Taco Mama’s arrival was part of an effort spearheaded by Bobo Development Group, a local real estate and development firm. James Bobo II, the firm’s CEO and president, knew the Birmingham-based restaurant chain offered an atmosphere and culture that seemed like a perfect match for the area. “Out of all the ideas that came through this building, Taco Mama was the best,” said Bobo, referring to the decision.
 
The first Taco Mama opened in Birmingham in 2011. Will Haver, founder of the Taco Mama franchise, opened the restaurant as an homage to West Coast-style burrito shops with laid-back, beachy vibes. While it’s since become famous for its freshly-prepared tacos and burritos, along with its quirky and extensive margarita menu, Bobo says the restaurant’s unique atmosphere is what made Taco Mama a perfect fit for Florence.
 
“Will Haver has such a great culture and wonderful outlook on life,” said Bobo about the Taco Mama founder. “He has a passion for bringing people together and crafting the best environment, all the way down to the music, so they can enjoy his other passion: tacos and margaritas.”
 
Taco Mama’s opening marks a new stage in Florence’s downtown redevelopment, specifically the College Street district. With the success of Singin’ River Brewery, it was clear that the next step was reviving the space provided by the old Auto Electric Service building at 121 South Cherry Street. The building had stood there since 1941, and though it was old, it still had a good bit of charm. Bobo felt that preserving this quality, while introducing a new retail space, was the best way to honor the building’s legacy.
 
Bobo sees the new restaurant existing in perfect harmony with the culture and atmosphere already developing in the area, calling it “a great addition to the College Street district of Florence.” While the new Taco Mama has already proven itself successful, Bobo stresses that his company’s redevelopment plans are still in progress. “There’s a lot of positive things happening around the College Street district.
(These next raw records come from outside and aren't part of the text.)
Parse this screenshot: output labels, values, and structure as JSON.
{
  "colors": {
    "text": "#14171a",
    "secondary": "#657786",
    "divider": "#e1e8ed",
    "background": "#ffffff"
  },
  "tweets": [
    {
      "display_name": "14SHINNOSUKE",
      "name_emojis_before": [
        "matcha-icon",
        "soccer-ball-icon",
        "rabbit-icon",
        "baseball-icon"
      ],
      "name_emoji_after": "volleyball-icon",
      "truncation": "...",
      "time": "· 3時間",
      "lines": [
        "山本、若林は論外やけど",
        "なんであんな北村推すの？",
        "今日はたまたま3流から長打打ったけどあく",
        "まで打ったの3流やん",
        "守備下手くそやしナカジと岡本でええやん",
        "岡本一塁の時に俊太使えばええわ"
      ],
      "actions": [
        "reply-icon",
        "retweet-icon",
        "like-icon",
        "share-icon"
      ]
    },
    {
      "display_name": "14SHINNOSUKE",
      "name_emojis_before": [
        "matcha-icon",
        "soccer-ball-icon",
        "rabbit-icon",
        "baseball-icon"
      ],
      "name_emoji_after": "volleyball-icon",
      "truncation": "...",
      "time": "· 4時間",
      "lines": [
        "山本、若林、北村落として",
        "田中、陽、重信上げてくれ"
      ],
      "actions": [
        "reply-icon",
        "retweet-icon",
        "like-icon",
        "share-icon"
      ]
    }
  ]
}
We still have one space left in our building for something unique.” Expressing a desire to open another retail space in the same building that complements the new Taco Mama, Bobo hinted that there’s more to come. “We’re not sure what that’s going to be yet, but we’re shaking a few bushes.”
 
Recently, Bobo has increased his involvement in Shoals-area community development projects. On top of his other work, he is also a driving force behind the popular Shoals Street Pianos venture. That project, mostly active on Instagram, aims to shape the Shoals’ culture by getting the community back in touch with its musical roots. “My goal was to create unity in the community through music and our street pianos are doing a great job of that.”
 
Those same musical roots are why Taco Mama and Florence are a match made in heaven. To Will Haver, music is almost as important to the dining experience as the food, as evidenced by his restaurant’s carefully curated playlists. “Florence has such great feel—the people, the food scene, the architecture, the history—especially the music,” said the Taco Mama founder.
 
Bobo also views these qualities as central to the city’s identity. It’s part of the reason why he’s getting so involved in community development—making Florence better by highlighting what’s made it so great already. With some buy-in from the community, plus a little more effort, he sees a clear path toward a brighter future for the Shoals: “I believe this area is ripe for redevelopment. Now is the time for us, as a community, to directly influence this next wave of downtown redevelopment.”